Start of SUPPLIED MATERIAL

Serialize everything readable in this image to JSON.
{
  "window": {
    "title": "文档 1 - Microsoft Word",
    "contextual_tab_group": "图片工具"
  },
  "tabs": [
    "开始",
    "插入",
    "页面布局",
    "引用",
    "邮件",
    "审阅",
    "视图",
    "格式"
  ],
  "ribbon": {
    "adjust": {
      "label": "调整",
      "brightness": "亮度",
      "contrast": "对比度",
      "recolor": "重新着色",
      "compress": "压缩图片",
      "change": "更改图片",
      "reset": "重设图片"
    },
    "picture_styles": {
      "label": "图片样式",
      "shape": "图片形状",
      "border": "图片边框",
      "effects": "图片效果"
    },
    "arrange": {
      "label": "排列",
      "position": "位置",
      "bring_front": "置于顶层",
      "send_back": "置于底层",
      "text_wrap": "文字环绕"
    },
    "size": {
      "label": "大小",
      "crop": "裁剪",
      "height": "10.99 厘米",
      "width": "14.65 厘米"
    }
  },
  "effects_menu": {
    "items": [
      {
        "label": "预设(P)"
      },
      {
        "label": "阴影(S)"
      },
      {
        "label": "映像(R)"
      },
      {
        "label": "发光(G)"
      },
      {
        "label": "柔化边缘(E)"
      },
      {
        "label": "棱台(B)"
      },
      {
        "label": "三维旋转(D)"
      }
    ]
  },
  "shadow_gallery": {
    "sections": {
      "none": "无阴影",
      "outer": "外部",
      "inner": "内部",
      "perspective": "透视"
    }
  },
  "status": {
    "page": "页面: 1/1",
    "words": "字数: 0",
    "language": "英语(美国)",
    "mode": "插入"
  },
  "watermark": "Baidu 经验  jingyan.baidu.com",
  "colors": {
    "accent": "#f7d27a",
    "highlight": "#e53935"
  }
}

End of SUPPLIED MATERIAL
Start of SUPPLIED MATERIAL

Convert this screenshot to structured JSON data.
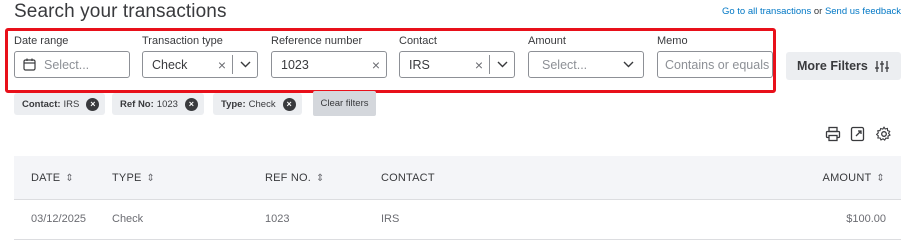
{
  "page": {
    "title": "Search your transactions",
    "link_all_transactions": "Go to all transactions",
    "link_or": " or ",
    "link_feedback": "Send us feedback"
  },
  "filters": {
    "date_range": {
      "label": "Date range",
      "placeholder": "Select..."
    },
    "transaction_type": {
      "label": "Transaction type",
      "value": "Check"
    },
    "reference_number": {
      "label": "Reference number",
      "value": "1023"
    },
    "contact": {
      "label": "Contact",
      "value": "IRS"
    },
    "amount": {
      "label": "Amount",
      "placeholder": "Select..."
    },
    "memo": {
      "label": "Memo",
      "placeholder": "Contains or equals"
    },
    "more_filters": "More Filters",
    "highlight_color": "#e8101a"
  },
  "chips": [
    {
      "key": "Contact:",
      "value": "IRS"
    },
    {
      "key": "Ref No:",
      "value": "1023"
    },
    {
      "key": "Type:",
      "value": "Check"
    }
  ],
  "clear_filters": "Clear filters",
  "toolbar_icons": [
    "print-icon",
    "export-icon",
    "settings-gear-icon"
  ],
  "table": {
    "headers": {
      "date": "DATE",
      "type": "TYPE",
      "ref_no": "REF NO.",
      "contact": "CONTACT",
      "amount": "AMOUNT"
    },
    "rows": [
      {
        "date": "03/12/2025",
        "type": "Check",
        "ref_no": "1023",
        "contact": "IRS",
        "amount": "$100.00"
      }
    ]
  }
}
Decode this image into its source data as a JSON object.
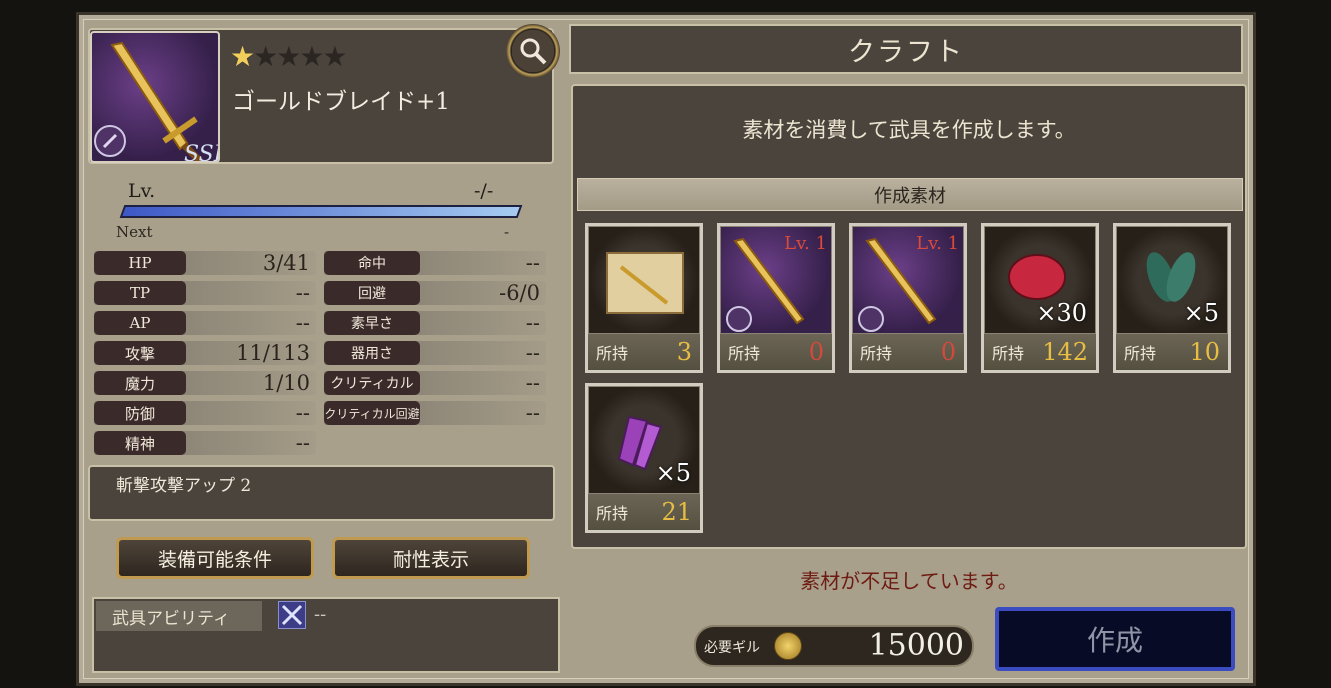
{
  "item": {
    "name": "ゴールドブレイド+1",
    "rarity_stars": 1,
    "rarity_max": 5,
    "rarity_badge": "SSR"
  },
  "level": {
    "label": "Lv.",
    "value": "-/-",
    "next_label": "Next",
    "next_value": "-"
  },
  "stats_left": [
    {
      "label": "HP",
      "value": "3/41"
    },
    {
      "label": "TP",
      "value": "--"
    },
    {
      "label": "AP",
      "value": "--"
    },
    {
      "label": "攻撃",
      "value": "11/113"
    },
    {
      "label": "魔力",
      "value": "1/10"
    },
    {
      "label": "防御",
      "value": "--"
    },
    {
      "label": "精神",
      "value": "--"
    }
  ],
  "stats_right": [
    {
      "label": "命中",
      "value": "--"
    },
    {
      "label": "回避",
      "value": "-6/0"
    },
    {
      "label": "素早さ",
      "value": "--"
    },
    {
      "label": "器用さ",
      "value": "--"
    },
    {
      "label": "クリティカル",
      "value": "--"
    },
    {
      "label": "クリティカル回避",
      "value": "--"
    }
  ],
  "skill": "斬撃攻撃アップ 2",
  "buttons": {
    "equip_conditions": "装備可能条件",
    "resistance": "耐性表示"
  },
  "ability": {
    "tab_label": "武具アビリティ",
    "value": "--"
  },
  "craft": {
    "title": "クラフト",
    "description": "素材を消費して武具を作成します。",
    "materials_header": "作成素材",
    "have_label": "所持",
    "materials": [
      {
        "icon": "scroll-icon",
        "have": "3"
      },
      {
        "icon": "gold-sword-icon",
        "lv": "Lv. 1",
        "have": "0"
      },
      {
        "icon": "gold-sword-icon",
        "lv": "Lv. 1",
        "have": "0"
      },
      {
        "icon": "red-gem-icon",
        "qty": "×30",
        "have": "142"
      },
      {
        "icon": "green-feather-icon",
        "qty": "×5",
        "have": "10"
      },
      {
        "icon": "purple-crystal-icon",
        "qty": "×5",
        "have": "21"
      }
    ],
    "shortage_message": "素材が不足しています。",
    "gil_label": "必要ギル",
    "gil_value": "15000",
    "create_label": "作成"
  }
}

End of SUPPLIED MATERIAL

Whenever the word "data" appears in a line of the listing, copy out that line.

RESPONSE BELOW:
Convert this screenshot to structured JSON data.
Decode this image into its source data as a JSON object.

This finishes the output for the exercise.